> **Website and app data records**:
※

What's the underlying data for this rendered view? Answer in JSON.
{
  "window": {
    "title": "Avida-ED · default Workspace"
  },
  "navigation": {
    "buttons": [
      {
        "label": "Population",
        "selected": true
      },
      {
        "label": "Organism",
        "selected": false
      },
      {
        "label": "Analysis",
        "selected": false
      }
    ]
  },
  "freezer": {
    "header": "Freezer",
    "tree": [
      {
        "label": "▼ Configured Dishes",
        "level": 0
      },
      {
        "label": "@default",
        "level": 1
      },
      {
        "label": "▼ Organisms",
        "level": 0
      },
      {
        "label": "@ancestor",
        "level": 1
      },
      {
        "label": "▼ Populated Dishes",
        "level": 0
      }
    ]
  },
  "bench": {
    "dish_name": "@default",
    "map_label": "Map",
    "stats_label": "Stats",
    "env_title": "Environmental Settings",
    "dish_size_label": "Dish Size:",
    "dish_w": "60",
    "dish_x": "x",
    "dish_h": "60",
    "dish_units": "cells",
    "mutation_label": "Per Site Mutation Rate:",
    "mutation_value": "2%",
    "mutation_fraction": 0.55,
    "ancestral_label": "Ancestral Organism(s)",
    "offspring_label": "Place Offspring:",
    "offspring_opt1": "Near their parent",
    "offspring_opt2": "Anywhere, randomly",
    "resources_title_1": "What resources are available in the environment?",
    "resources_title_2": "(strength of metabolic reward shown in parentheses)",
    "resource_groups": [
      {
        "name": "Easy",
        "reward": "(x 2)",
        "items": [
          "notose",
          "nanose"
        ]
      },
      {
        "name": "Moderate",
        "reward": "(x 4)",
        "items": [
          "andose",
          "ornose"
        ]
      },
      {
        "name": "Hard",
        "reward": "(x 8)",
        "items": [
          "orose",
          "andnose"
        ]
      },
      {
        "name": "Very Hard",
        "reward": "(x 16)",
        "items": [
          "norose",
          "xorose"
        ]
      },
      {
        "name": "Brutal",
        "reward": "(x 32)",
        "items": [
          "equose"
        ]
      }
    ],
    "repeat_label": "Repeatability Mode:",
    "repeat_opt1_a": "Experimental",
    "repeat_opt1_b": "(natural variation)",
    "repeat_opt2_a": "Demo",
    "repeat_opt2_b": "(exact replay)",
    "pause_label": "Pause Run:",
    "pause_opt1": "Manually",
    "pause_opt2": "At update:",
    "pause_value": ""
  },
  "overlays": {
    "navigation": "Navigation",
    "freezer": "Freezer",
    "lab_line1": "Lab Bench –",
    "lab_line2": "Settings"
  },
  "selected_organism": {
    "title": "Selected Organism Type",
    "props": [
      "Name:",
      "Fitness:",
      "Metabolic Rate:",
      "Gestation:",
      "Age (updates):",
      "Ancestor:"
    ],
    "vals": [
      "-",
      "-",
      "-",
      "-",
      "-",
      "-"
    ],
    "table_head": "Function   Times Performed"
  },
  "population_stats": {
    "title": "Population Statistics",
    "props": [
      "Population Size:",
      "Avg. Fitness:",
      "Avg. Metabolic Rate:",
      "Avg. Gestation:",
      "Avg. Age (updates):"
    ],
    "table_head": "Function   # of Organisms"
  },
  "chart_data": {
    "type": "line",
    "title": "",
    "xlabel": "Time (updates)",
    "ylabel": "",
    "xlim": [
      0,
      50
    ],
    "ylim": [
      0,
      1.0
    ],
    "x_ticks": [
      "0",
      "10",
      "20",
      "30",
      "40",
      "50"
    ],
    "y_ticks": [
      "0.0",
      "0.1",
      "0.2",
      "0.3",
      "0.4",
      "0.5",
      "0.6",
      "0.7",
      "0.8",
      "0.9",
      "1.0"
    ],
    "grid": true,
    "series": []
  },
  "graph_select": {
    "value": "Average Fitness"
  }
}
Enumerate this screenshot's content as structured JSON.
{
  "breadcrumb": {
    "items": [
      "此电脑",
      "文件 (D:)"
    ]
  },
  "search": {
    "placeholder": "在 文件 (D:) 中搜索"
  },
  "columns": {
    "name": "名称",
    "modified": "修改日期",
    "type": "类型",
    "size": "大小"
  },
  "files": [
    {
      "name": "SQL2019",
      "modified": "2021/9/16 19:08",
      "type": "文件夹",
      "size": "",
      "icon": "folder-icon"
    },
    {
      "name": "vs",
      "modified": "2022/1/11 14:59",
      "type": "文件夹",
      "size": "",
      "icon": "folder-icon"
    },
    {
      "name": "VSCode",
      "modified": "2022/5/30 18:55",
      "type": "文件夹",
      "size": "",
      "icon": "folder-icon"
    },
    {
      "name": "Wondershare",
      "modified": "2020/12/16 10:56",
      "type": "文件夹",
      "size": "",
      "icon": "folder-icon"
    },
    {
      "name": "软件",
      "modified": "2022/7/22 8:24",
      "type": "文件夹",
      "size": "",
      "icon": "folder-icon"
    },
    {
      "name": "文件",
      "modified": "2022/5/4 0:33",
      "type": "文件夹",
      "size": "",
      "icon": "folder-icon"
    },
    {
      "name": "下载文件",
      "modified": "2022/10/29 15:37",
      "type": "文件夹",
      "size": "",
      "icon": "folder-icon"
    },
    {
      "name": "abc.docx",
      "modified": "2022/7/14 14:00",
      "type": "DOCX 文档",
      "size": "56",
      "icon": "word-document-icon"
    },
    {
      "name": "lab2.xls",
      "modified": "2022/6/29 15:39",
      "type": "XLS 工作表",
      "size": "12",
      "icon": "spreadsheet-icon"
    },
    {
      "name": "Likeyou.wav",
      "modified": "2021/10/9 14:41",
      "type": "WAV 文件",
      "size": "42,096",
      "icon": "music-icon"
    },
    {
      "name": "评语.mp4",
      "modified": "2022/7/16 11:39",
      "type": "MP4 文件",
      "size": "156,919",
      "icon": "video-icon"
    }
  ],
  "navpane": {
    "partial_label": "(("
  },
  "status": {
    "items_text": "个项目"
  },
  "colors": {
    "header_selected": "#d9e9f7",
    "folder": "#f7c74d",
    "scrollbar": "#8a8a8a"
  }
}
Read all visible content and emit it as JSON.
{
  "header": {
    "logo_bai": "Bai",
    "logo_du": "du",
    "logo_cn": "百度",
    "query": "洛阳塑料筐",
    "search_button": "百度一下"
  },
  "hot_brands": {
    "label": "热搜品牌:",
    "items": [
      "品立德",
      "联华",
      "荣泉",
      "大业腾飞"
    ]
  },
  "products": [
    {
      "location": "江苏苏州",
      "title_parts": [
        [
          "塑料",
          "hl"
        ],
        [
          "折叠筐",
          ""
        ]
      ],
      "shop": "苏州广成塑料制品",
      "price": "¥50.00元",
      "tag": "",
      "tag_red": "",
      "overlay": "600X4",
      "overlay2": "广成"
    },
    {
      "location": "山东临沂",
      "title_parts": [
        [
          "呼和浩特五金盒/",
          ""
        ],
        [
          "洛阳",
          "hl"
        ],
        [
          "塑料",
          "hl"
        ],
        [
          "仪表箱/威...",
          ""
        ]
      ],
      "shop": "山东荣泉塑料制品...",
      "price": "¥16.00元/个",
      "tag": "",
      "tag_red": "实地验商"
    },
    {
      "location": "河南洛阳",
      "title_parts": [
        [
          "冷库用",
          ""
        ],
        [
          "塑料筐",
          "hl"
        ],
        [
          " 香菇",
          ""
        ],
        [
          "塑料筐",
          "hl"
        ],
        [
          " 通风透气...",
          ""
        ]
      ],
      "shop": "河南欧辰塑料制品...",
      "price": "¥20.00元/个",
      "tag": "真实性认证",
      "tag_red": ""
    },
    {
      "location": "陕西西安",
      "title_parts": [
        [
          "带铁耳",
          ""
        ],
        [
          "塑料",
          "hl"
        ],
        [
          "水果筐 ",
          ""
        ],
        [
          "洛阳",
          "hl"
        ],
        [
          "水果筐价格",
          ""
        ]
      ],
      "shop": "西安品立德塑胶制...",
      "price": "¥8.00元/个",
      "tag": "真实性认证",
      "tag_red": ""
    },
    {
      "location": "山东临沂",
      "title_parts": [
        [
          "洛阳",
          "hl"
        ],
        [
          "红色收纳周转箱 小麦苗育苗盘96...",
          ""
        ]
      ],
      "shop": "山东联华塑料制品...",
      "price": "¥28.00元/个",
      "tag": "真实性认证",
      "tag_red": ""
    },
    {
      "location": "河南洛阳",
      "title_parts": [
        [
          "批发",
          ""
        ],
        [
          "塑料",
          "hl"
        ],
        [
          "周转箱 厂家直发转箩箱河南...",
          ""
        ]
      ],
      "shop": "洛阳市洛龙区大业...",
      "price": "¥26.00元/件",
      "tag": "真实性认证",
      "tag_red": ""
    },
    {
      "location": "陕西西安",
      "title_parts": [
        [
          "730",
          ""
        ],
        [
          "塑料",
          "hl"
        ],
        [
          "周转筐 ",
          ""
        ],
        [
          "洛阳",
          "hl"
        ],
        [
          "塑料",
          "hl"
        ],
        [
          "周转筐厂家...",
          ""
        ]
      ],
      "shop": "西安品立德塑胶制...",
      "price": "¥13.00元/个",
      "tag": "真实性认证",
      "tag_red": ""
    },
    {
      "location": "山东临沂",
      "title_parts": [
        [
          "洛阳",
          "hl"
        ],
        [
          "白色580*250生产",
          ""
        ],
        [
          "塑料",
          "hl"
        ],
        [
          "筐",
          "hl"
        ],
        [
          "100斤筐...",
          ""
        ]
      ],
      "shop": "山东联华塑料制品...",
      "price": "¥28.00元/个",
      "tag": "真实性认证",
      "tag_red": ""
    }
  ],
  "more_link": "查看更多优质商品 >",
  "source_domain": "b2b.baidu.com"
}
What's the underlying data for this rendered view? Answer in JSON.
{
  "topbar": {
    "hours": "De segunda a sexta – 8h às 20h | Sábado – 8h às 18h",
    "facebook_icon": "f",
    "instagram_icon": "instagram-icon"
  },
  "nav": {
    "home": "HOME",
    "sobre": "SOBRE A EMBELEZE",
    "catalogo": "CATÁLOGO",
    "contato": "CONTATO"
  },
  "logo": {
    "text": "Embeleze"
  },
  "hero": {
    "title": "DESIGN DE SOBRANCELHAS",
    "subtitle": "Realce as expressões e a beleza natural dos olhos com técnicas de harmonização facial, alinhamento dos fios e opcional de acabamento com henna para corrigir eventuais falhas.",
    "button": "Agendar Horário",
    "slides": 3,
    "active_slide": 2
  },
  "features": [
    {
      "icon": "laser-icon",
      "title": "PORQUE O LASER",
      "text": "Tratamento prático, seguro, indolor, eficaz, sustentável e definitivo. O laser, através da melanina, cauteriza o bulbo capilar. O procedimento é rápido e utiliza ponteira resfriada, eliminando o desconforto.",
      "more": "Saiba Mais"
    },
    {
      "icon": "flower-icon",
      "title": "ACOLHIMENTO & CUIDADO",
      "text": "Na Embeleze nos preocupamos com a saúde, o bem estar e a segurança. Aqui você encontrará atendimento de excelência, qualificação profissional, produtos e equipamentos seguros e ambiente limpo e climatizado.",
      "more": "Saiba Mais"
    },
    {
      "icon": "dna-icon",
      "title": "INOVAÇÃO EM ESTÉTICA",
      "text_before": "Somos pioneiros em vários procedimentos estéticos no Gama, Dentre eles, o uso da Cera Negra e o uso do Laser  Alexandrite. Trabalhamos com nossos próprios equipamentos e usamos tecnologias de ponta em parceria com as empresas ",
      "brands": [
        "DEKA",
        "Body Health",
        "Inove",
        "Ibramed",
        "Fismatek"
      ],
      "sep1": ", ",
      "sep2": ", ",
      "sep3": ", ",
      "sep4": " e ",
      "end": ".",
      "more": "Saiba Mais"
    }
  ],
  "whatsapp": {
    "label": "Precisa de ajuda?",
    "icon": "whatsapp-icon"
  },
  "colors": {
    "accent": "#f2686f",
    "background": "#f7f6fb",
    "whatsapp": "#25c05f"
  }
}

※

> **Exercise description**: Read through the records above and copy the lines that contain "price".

> **Solution for this exercise**:
      "price": "¥50.00元",
      "price": "¥16.00元/个",
      "price": "¥20.00元/个",
      "price": "¥8.00元/个",
      "price": "¥28.00元/个",
      "price": "¥26.00元/件",
      "price": "¥13.00元/个",
      "price": "¥28.00元/个",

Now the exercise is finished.